My friends and colleagues at UTV were great, and I have to say those at the BBC were also supportive and sent lots of messages.
Q. Your top three dinner party guests, dead or alive, and why?
A. Van Morrison, Bob Dylan and Janis Joplin. There mightn't be much craic in the chat, but the music would be good.
Q. The best piece of advice you've ever received?
A. "Keep going. If you get setbacks, keep going." That's something that has served me well in life because we all get setbacks in life, but you have to keep going - and I've learned that from going through very serious illness.
Q. The unlikely interest or hobby that you love?
A. I'm very predictable. I suppose one thing is the fact I support the Hull rugby league team.
There wouldn't be much interest in rugby league here. I would watch their matches on TV and I've been there a few times when I've been over visiting my daughter.
Q. The poem that touches your heart?
A. The Mower by Philip Larkin. When I was at university in Hull, Larkin was there. I'm fascinated by him and his work. It's a pretty sad poem, but there's a message in it that we should all look after each other and everything.
Q. The happiest moment of your life?
A. Well, there's three of them - the births of my children.
And then, I was as emotional when my granddaughter was born as I was with my own children.
She was born just before Christmas and we spent that Christmas with her.
A. The death of my cousin, Graham, who I treated like a brother. He died of cancer when he was quite young, at just 52. We were very close.
Q. What event changed your life?
A. I suppose going to university because it opened a whole new world for me and the contacts I made there have stood by me all my life.
I would also say my cancer diagnosis. I was diagnosed with Leukaemia about two and a half years ago and it was an awful shock.
Actually, when I was looking up my options, I opted to go on a clinical trial, which has proved quite successful. I had six months of chemotherapy and I still take tablets every day.
I feel that the advances in cancer research treatment have been fantastic - maybe some years ago I'd be dead by now. But because of these advancements in research, people's lives are being prolonged. I mean, my cancer isn't curable, but it can be controlled.
You can have near enough a normal life - and that's due to science.
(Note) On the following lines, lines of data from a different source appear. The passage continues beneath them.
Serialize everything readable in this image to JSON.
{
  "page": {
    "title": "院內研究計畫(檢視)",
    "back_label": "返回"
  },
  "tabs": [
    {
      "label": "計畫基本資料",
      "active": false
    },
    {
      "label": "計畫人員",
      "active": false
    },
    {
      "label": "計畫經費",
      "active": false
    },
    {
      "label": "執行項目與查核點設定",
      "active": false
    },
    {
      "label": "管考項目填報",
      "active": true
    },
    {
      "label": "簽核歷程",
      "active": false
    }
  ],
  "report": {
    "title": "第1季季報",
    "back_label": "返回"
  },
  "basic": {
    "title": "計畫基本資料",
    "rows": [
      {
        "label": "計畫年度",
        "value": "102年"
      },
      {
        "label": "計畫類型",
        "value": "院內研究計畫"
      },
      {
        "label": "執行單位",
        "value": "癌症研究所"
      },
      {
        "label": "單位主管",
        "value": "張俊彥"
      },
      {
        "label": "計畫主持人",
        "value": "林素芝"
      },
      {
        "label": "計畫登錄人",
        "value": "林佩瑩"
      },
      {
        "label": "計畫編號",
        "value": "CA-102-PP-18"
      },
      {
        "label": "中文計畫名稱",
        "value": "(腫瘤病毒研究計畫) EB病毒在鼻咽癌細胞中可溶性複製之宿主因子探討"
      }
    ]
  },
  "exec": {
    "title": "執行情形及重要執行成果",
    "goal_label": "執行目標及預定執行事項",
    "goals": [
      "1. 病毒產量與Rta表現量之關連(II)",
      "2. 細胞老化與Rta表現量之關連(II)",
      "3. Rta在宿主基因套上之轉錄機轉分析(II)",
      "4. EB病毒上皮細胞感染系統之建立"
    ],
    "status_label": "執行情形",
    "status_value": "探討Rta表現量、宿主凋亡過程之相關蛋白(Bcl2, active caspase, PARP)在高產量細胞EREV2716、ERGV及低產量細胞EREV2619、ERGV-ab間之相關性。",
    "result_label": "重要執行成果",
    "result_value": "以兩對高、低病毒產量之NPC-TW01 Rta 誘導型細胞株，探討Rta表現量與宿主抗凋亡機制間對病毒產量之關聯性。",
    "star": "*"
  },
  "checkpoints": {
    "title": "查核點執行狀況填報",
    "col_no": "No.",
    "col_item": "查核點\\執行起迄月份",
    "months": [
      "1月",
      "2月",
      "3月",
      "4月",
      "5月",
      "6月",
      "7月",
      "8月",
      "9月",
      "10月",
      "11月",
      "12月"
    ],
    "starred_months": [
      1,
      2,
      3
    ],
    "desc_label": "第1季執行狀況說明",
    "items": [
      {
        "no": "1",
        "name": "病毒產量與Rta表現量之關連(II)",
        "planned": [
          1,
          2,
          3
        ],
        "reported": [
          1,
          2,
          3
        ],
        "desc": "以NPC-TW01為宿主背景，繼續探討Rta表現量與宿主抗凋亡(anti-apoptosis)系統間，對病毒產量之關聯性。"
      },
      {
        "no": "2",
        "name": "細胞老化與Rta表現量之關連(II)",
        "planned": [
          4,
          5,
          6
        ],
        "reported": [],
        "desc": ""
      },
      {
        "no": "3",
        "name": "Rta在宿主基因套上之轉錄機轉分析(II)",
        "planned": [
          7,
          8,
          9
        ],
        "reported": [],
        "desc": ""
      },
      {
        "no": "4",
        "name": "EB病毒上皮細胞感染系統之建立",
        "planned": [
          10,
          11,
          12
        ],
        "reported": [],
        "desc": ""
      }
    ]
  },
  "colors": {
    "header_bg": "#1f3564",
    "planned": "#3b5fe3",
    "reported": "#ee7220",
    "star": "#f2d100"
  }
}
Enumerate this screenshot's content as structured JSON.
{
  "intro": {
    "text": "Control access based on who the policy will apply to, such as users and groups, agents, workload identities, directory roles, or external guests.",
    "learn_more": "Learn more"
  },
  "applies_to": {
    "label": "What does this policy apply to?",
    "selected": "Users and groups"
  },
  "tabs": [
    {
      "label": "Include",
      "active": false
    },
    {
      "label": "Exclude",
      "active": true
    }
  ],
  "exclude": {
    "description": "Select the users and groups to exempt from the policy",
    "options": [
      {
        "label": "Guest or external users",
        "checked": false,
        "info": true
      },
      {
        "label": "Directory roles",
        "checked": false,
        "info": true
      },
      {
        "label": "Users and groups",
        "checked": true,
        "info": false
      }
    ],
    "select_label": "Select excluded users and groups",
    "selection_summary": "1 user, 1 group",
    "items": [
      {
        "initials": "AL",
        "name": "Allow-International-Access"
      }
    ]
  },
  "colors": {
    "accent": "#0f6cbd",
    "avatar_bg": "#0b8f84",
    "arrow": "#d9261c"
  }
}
The work that Leukaemia & Lymphoma NI is doing, continuing this research, is absolutely going to prolong and save people's lives.
So, I feel very strongly that when they asked me to lend a hand, I was absolutely delighted to do that.
One of the problems now is with the pandemic, charities are going to suffer, particularly cancer charities. A lot of people who probably have cancer, don't know it and they haven't been going to get checked up. I am quite fearful about the time ahead. I would urge people who don't feel well to go see someone and get it sorted.
The level of excellence in Northern Ireland in cancer treatment is fantastic. The only problem is the waiting list. But the expertise is astonishing; it's world class.
Q. What's the ambition that keeps driving you onwards?
A. Just to do better each day. I love what I do and I've been doing it a long time. I want to stay curious and finding out where we're going - that keeps me going.
Another thing is that I love people. I find the biggest problem I have at the moment because I'm shielding is that I miss the face-to-face contact with people. Zoom is great, but it's not the same.
In terms of Northern Ireland, I hope for progress, respect, politics at work in terms of health and education, and for people to be able to have better lives. Politics should be the means where people can obtain a better life.
Q. What's the philosophy you live by?
A. Live in the moment. You can't change the past and you can't predict your future. That's called mindfulness, by the way.
Q. How do you want to be remembered?
A. As someone who did his best.
Leukaemia & Lymphoma NI is the only charity in Northern Ireland solely dedicated to fighting leukaemia, lymphoma, myeloma and other related conditions. Visit llni.co.uk for more information or to donate